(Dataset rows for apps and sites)

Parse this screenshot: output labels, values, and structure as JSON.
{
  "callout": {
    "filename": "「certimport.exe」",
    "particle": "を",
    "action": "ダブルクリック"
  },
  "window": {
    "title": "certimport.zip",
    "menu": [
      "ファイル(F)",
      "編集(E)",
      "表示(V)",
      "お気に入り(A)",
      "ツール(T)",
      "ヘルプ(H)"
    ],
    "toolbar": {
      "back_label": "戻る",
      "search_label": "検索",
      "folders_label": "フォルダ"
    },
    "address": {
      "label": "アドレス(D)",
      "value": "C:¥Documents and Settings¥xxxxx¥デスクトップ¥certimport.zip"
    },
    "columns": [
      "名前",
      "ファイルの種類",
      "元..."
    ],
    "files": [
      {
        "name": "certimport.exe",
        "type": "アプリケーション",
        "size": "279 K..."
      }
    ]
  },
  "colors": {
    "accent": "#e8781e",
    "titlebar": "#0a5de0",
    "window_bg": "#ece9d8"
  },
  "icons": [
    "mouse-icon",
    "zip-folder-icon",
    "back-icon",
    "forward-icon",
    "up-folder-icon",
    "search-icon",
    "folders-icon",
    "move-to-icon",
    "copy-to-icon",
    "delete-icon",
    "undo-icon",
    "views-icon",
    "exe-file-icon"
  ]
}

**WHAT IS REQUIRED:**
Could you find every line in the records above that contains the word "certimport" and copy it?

**WRITTEN ANSWER:**
    "filename": "「certimport.exe」",
    "title": "certimport.zip",
      "value": "C:¥Documents and Settings¥xxxxx¥デスクトップ¥certimport.zip"
        "name": "certimport.exe",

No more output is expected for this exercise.